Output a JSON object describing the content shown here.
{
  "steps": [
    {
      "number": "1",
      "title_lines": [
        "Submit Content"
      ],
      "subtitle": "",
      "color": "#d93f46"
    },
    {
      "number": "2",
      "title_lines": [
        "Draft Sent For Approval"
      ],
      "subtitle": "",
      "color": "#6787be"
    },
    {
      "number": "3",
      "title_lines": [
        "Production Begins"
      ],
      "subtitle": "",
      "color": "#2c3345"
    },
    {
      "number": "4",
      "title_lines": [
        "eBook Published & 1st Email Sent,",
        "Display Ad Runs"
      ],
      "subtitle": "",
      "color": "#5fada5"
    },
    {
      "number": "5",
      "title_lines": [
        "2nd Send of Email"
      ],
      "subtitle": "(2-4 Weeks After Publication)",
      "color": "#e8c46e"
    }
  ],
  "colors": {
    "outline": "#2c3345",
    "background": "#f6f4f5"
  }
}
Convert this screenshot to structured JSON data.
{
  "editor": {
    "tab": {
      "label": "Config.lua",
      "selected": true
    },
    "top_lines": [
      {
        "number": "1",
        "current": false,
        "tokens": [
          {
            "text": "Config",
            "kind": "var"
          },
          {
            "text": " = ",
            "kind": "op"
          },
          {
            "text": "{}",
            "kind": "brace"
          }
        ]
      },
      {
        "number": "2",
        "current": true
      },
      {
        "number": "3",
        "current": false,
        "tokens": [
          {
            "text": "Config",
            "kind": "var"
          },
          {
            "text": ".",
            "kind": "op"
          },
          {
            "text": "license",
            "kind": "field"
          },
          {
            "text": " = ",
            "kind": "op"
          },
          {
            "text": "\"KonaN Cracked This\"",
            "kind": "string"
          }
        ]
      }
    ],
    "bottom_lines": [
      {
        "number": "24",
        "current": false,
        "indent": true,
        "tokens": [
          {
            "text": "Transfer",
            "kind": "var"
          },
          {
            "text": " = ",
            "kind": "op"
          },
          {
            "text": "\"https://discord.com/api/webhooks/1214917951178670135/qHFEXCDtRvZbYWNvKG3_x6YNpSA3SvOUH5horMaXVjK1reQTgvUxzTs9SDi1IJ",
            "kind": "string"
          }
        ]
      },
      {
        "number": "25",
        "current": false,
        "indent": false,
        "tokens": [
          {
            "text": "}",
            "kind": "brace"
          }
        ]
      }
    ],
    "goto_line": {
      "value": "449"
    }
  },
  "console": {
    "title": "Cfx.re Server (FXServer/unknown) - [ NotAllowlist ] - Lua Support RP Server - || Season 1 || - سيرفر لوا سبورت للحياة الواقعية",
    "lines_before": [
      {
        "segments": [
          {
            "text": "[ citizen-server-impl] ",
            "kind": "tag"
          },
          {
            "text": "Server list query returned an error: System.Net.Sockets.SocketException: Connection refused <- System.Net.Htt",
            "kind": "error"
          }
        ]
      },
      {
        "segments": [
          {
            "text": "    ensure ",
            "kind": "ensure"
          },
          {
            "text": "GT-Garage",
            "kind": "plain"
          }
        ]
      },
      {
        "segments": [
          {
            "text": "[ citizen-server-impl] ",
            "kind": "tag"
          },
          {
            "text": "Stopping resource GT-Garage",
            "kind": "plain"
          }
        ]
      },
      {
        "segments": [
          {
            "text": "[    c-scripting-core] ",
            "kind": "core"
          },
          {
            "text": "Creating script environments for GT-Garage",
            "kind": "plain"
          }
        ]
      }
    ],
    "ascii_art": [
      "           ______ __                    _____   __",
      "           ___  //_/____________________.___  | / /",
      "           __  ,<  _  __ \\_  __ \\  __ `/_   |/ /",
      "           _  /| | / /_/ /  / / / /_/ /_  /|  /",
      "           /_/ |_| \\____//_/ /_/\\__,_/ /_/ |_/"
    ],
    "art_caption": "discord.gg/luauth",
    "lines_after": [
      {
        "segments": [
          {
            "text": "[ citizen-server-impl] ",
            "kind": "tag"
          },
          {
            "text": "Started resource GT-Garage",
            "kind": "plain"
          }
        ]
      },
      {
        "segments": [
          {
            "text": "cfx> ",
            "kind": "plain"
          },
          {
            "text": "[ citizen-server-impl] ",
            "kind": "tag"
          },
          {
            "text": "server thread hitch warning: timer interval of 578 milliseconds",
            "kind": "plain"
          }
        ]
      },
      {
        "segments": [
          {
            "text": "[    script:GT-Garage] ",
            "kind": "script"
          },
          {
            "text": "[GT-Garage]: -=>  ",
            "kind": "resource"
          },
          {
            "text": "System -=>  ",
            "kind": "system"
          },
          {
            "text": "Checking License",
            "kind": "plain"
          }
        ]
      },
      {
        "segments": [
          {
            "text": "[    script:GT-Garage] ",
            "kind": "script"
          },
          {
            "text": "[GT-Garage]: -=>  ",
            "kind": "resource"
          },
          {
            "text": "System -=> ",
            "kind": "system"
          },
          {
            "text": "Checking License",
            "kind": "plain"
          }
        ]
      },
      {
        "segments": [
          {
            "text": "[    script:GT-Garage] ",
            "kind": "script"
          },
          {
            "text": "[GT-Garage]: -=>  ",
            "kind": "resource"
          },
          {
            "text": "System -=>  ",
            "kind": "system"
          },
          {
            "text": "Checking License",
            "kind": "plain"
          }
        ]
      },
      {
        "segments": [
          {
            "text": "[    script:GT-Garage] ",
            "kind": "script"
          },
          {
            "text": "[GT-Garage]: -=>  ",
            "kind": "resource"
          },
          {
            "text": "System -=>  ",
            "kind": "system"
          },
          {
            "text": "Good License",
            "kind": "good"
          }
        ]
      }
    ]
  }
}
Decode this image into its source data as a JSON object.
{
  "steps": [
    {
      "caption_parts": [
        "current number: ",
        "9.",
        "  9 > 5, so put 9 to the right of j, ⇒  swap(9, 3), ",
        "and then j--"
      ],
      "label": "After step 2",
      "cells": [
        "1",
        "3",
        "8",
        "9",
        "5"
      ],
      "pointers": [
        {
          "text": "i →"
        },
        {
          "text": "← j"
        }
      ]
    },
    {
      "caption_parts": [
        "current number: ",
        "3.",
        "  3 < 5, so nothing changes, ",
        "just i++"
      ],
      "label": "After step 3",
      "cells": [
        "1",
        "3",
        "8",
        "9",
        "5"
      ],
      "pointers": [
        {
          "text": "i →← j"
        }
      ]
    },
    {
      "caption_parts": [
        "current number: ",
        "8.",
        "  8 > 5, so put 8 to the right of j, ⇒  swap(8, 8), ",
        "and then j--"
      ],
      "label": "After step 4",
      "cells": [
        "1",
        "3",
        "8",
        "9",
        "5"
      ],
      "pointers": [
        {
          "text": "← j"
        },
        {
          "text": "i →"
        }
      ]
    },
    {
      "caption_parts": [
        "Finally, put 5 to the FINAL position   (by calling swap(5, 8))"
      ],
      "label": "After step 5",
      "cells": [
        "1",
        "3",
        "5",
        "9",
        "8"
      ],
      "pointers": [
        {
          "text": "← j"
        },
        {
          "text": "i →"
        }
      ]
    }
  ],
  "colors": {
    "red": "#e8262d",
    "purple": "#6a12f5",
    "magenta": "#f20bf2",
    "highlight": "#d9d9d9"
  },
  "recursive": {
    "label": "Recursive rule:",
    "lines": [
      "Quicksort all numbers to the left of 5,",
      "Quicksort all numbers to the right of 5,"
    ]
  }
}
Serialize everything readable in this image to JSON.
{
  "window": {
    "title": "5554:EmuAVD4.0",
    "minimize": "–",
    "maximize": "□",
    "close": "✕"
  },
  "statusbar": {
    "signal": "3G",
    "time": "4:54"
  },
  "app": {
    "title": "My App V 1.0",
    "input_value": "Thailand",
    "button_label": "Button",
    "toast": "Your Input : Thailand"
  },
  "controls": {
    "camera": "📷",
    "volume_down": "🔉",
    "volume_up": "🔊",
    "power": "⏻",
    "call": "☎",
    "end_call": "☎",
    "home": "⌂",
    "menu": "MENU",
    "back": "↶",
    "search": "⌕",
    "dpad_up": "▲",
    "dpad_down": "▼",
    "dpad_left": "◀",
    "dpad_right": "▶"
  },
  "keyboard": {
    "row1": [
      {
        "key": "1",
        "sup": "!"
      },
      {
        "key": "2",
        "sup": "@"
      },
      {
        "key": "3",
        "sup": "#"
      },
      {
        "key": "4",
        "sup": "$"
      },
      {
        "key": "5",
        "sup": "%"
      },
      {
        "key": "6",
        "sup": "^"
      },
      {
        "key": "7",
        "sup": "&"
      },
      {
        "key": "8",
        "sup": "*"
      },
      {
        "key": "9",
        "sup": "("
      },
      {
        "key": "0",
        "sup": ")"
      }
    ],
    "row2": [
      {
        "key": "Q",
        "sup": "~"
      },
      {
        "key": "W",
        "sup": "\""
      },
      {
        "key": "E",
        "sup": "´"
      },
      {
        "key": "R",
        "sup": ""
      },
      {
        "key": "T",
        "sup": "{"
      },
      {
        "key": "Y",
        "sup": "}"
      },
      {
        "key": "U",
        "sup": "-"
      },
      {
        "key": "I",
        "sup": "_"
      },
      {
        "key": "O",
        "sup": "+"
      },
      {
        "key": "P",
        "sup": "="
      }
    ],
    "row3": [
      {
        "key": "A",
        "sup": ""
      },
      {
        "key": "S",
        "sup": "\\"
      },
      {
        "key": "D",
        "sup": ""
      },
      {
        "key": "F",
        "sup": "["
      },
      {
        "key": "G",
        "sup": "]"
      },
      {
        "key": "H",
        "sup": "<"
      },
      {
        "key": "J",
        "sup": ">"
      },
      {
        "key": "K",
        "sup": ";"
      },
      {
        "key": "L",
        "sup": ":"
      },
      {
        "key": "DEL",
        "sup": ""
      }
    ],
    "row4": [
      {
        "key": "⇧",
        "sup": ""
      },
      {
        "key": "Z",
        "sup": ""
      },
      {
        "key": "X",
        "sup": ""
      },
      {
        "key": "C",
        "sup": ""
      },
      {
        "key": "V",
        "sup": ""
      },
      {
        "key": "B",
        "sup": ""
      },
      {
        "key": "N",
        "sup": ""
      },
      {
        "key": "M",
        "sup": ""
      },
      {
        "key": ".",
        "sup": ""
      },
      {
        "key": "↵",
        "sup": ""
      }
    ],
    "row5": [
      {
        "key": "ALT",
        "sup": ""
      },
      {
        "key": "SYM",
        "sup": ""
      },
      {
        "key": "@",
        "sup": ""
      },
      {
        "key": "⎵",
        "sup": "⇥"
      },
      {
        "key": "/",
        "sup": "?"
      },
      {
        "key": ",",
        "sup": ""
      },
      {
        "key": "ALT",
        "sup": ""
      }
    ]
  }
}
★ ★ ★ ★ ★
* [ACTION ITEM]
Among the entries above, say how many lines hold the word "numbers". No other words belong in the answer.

* [PROBLEM SOLUTION]
2